“The tradition got its start the Middle Ages when a honeymoon wasn’t exactly a private getaway. When the lucky couple rushed away to consummate the marriage, guests would follow them to the bedroom, watching to make sure they really did seal the deal, according to Mental Floss.
As if having spectators wasn’t bad enough, rowdy guests would grab at the bride’s dress as she walked by, trying to snatch a piece off for good luck. This was way before elastic was invented, so the garters holding the bride’s stockings up became a go-to prize for handsy guests.
Over time, people began to realize that gawking over the marriage bed was a tad intrusive. Instead, the groom would toss the garter to guests waiting outside as a taste of what he and his wife were up to behind closed doors.
Eventually, the tradition became part of the reception – no need for guests to hover outside the hotel room. So if watching the bride show some skin makes you blush, just be thankful that you’ve only seen a little leg.” – Reader’s Digest
“Don’t want to single out your single guests? We feel you. Some traditions are awesome, but others are still around just, kind of, because – while everyone secretly hopes they’ll make a nice, orderly exit from our lives. Enter, the bouquet and garter toss, which held relevant superstitious symbolism back in the day, but often add a layer of awkwardness at modern weddings.
(People once believed stealing a piece of the bride’s wedding clothing or accessories would bestow some of her good fortunes upon them – seriously, they would try to tear off pieces of her dress! And removing the garter represented the consummation of marriage.)
These days, although the sentiment is benign and the activity can be fun if everyone’s okay with it, it’s basically a way to gather single or unmarried wedding guests and embarrass them in front of the entire party (yikes!). To be clear, no judgment here if you and your single friends want to partake – that’s your prerogative.” – The Knot

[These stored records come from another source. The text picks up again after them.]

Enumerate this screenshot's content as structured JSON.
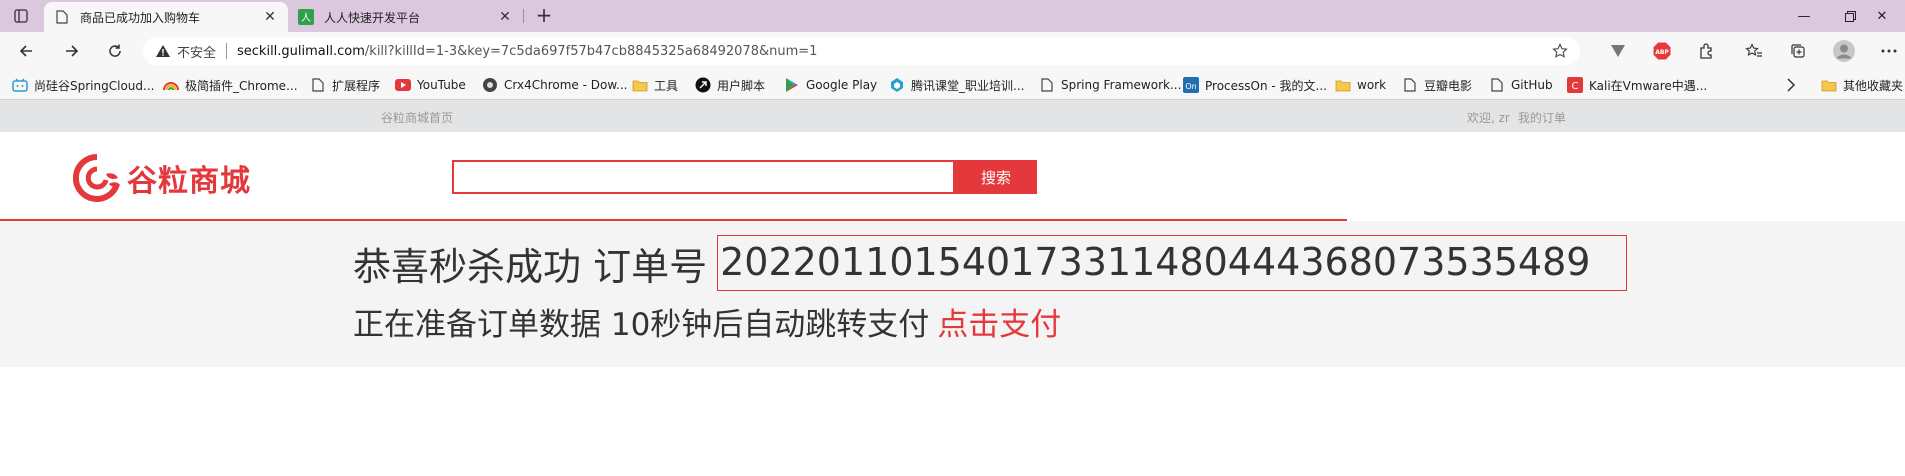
{
  "browser": {
    "tabs": [
      {
        "title": "商品已成功加入购物车",
        "active": true
      },
      {
        "title": "人人快速开发平台",
        "active": false
      }
    ],
    "new_tab": "+",
    "address": {
      "security_label": "不安全",
      "host": "seckill.gulimall.com",
      "path": "/kill?killId=1-3&key=7c5da697f57b47cb8845325a68492078&num=1"
    },
    "bookmarks": [
      "尚硅谷SpringCloud...",
      "极简插件_Chrome...",
      "扩展程序",
      "YouTube",
      "Crx4Chrome - Dow...",
      "工具",
      "用户脚本",
      "Google Play",
      "腾讯课堂_职业培训...",
      "Spring Framework...",
      "ProcessOn - 我的文...",
      "work",
      "豆瓣电影",
      "GitHub",
      "Kali在Vmware中遇..."
    ],
    "other_bookmarks": "其他收藏夹",
    "abp_label": "ABP"
  },
  "site": {
    "topnav": {
      "home": "谷粒商城首页",
      "welcome": "欢迎, zr",
      "my_orders": "我的订单"
    },
    "logo_text": "谷粒商城",
    "search": {
      "placeholder": "",
      "button": "搜索"
    },
    "result": {
      "success_text": "恭喜秒杀成功 订单号",
      "order_number": "202201101540173311480444368073535489",
      "preparing_text": "正在准备订单数据 10秒钟后自动跳转支付",
      "pay_link": "点击支付"
    }
  },
  "colors": {
    "tabstrip": "#dbc7de",
    "brand_red": "#e4393c",
    "topnav_bg": "#e3e4e5",
    "content_bg": "#f4f4f4"
  }
}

“A bridal garter is likely the only piece of lingerie you’ll ever have removed by your husband and then flung gleefully into a rapt crowd. Whether this wedding garter tradition makes you laugh or cringe, it’s still going strong. And even brides that don’t embrace the garter toss sometimes wear a garter nonetheless — a bridal garter can still be a sexy addition for your wedding night…
Whether or not you toss your garter is entirely up to you. If you aren’t into the garter toss, don’t do it! If you (or your partner) would rather not toss your bridal garter at your reception, that is perfectly OK.

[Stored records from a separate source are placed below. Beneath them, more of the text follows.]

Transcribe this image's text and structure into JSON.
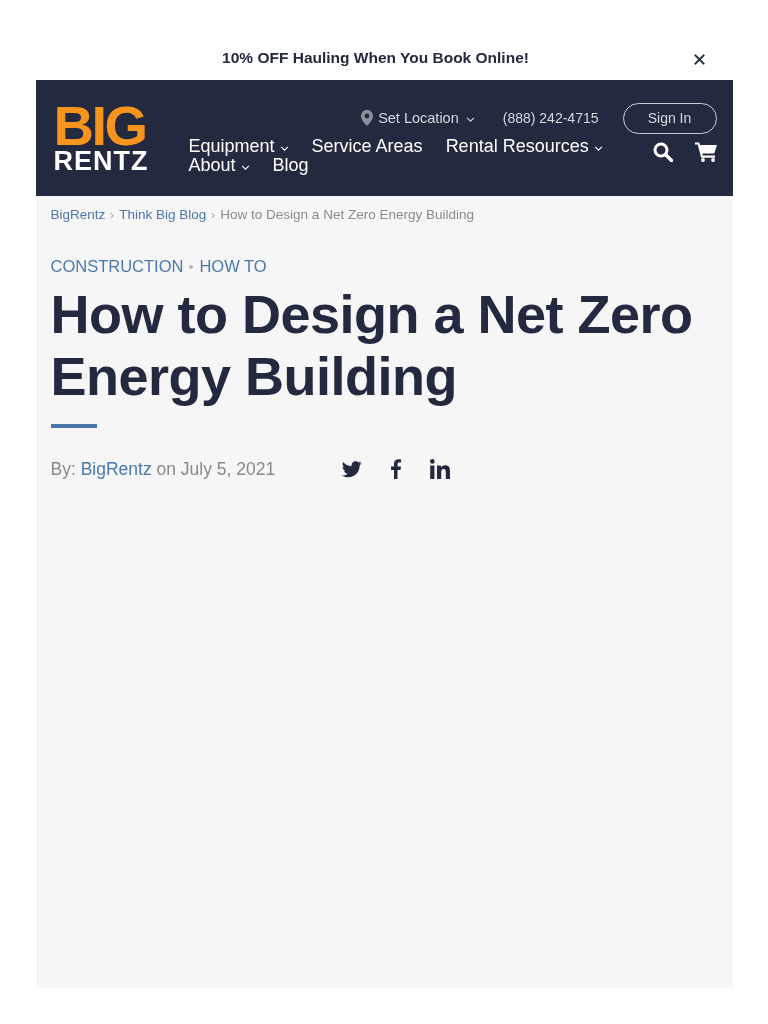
{
  "promo_bar": {
    "text": "10% OFF Hauling When You Book Online!"
  },
  "header": {
    "logo": {
      "line_1": "BIG",
      "line_2": "RENTZ"
    },
    "location": {
      "label": "Set Location",
      "has_menu": true
    },
    "phone": "(888) 242-4715",
    "sign_in": "Sign In",
    "nav": [
      {
        "label": "Equipment",
        "has_menu": true
      },
      {
        "label": "Service Areas",
        "has_menu": false
      },
      {
        "label": "Rental Resources",
        "has_menu": true
      },
      {
        "label": "About",
        "has_menu": true
      },
      {
        "label": "Blog",
        "has_menu": false
      }
    ]
  },
  "breadcrumb": [
    {
      "label": "BigRentz",
      "kind": "link"
    },
    {
      "label": "Think Big Blog",
      "kind": "link"
    },
    {
      "label": "How to Design a Net Zero Energy Building",
      "kind": "current"
    }
  ],
  "article": {
    "categories": [
      "CONSTRUCTION",
      "HOW TO"
    ],
    "title": "How to Design a Net Zero Energy Building",
    "byline": {
      "prefix": "By:",
      "author": "BigRentz",
      "suffix": "on July 5, 2021"
    }
  }
}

One common reason for not wanting to actually toss the garter is that many brides want to keep it as a modern heirloom — if that’s the case for you, but you still want to have the fun moment with the groom peeling (or biting) it off and then tossing it, consider getting a separate toss garter. A toss garter – just an extra garter (often simpler than the main garter) that the groom can take off your leg and toss, while you get to keep your real garter as a keepsake forever….
Have you ever been to a fairly traditional, modest wedding, where you’re all wearing your Easter best, and all of a sudden the groom is out there doing a sensual little dance in front of the crowd, and you find yourself cheering him on as he ducks under the bride’s skirt? It’s all in good fun nowadays, but, really, what’s the wedding garter tradition origin story?

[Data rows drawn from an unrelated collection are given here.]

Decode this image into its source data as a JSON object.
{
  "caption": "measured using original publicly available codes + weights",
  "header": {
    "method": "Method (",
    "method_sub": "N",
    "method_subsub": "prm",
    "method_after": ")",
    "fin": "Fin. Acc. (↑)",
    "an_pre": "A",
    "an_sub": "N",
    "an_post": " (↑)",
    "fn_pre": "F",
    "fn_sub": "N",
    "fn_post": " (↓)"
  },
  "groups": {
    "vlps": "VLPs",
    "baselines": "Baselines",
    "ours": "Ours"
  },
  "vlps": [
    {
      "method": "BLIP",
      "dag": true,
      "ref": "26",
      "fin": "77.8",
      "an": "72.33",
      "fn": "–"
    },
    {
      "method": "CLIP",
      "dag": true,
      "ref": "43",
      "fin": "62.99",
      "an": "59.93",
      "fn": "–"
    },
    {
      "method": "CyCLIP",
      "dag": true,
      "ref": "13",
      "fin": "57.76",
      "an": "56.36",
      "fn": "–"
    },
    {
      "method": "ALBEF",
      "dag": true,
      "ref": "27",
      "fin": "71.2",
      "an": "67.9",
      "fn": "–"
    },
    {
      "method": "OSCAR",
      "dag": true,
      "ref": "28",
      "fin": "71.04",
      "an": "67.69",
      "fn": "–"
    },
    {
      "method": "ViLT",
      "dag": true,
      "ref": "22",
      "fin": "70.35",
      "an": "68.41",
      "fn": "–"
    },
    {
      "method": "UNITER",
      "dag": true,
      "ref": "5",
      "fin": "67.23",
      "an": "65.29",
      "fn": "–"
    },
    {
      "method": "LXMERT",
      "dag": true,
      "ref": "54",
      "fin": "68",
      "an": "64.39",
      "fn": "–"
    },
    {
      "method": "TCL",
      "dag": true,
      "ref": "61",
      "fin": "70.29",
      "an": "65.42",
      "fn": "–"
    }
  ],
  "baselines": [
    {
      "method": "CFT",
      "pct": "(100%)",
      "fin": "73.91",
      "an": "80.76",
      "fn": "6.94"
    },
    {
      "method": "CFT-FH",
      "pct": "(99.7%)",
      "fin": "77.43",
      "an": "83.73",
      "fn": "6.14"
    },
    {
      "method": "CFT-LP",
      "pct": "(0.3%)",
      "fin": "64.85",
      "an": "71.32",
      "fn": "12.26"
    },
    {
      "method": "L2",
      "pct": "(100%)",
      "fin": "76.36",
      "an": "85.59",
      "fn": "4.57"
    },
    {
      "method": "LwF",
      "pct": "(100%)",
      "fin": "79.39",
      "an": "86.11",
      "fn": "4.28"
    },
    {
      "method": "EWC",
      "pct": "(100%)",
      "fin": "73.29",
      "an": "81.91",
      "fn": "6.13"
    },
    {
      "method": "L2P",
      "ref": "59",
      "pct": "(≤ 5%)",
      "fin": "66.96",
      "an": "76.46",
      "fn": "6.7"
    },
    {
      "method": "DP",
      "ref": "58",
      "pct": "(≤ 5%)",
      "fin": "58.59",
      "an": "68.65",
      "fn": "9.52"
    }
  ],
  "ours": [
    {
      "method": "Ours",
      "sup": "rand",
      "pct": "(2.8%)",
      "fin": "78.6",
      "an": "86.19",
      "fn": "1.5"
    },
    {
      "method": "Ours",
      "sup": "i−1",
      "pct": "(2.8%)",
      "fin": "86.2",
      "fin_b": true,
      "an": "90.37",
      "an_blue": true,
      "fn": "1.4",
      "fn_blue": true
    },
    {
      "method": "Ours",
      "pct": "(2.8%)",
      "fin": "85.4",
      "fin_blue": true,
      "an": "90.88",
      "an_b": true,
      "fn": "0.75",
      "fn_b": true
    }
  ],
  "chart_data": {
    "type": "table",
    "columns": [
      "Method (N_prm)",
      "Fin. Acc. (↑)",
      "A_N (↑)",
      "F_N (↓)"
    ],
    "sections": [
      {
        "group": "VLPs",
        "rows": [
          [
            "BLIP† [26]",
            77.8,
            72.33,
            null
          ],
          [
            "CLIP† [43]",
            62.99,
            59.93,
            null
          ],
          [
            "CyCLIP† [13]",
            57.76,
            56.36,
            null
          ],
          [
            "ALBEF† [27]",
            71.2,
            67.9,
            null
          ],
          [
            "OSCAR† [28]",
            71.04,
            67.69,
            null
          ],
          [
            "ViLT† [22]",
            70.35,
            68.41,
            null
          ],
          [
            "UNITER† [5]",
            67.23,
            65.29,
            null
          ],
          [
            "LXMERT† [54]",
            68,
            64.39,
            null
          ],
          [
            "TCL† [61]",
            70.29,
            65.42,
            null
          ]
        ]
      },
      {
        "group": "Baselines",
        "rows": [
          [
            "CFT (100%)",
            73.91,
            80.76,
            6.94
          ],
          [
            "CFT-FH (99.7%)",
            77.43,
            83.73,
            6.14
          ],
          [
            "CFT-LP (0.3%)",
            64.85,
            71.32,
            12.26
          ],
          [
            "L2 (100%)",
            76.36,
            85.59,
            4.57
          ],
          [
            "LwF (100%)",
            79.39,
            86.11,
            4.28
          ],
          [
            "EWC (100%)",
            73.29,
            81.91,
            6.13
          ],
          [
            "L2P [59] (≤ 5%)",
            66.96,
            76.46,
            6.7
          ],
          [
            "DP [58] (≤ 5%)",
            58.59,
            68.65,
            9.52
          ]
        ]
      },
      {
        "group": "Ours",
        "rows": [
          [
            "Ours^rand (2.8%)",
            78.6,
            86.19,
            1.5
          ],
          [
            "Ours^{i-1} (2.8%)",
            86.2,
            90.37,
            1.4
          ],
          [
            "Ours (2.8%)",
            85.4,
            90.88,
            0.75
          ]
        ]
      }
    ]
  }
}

The wedding garter tradition originated in the Dark Ages. In Wedding Customs Then and Now, published in 1919, Carl Holliday paints the following picture of medieval England:
- “The brides-maids start with the weary bride to the wedding chamber when suddenly the cry arises, ‘Get her garter!’… If the woman has been thoughtful, she has fastened it loosely to the bottom of her dress so that it drags in plain view of the scrambling ruffians; if she has not been a wise virgin, she may find her clothes in rags after the struggle.” For a guest, having a tatter of the bride’s dress was considered good luck.
Can you imagine getting all dolled up, only to be bum-rushed upon uttering “I do”? Crowds of guests became so bawdy that they’d often follow the couple to their marital bed, ripping at their clothes as a form of “encouragement.” And so, the bride and groom started tossing the bouquet and the garters that held up the bride’s stockings as a way to appease the crowd.” – Brides